[Data records for software interfaces]
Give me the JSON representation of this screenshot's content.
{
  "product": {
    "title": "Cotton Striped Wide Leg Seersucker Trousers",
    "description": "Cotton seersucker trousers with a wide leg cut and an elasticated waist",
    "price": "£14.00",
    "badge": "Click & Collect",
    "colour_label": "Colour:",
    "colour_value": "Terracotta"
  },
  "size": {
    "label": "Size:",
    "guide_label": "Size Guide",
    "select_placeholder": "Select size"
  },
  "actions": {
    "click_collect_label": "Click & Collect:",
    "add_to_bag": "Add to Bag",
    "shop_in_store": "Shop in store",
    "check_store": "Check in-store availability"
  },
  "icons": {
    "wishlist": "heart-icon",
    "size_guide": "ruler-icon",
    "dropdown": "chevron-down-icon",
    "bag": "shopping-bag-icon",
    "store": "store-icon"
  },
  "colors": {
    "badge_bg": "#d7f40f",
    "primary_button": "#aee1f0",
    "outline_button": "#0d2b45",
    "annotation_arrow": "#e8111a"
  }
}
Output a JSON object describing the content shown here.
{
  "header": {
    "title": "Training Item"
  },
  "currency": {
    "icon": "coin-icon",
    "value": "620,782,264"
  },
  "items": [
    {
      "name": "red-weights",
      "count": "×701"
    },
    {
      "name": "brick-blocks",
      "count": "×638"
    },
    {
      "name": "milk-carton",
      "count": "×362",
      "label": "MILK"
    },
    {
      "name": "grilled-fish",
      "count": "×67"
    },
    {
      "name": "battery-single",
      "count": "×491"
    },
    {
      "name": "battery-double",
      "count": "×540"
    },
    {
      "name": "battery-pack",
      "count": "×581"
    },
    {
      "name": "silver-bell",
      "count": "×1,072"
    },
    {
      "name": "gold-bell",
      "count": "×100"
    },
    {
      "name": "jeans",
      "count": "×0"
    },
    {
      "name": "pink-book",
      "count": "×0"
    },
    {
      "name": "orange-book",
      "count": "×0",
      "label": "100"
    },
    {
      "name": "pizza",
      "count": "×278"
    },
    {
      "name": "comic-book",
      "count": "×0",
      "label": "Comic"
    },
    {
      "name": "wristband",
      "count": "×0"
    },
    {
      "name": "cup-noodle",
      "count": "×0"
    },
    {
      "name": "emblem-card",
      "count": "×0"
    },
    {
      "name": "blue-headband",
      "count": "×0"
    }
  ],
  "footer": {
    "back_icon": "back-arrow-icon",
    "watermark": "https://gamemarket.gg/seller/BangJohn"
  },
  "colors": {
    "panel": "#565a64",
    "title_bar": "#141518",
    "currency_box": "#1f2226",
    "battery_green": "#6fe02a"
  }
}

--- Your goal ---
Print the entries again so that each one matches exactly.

--- Response to the exercise ---
Give me the JSON representation of this screenshot's content.
{
  "product": {
    "title": "Cotton Striped Wide Leg Seersucker Trousers",
    "description": "Cotton seersucker trousers with a wide leg cut and an elasticated waist",
    "price": "£14.00",
    "badge": "Click & Collect",
    "colour_label": "Colour:",
    "colour_value": "Terracotta"
  },
  "size": {
    "label": "Size:",
    "guide_label": "Size Guide",
    "select_placeholder": "Select size"
  },
  "actions": {
    "click_collect_label": "Click & Collect:",
    "add_to_bag": "Add to Bag",
    "shop_in_store": "Shop in store",
    "check_store": "Check in-store availability"
  },
  "icons": {
    "wishlist": "heart-icon",
    "size_guide": "ruler-icon",
    "dropdown": "chevron-down-icon",
    "bag": "shopping-bag-icon",
    "store": "store-icon"
  },
  "colors": {
    "badge_bg": "#d7f40f",
    "primary_button": "#aee1f0",
    "outline_button": "#0d2b45",
    "annotation_arrow": "#e8111a"
  }
}
Output a JSON object describing the content shown here.
{
  "header": {
    "title": "Training Item"
  },
  "currency": {
    "icon": "coin-icon",
    "value": "620,782,264"
  },
  "items": [
    {
      "name": "red-weights",
      "count": "×701"
    },
    {
      "name": "brick-blocks",
      "count": "×638"
    },
    {
      "name": "milk-carton",
      "count": "×362",
      "label": "MILK"
    },
    {
      "name": "grilled-fish",
      "count": "×67"
    },
    {
      "name": "battery-single",
      "count": "×491"
    },
    {
      "name": "battery-double",
      "count": "×540"
    },
    {
      "name": "battery-pack",
      "count": "×581"
    },
    {
      "name": "silver-bell",
      "count": "×1,072"
    },
    {
      "name": "gold-bell",
      "count": "×100"
    },
    {
      "name": "jeans",
      "count": "×0"
    },
    {
      "name": "pink-book",
      "count": "×0"
    },
    {
      "name": "orange-book",
      "count": "×0",
      "label": "100"
    },
    {
      "name": "pizza",
      "count": "×278"
    },
    {
      "name": "comic-book",
      "count": "×0",
      "label": "Comic"
    },
    {
      "name": "wristband",
      "count": "×0"
    },
    {
      "name": "cup-noodle",
      "count": "×0"
    },
    {
      "name": "emblem-card",
      "count": "×0"
    },
    {
      "name": "blue-headband",
      "count": "×0"
    }
  ],
  "footer": {
    "back_icon": "back-arrow-icon",
    "watermark": "https://gamemarket.gg/seller/BangJohn"
  },
  "colors": {
    "panel": "#565a64",
    "title_bar": "#141518",
    "currency_box": "#1f2226",
    "battery_green": "#6fe02a"
  }
}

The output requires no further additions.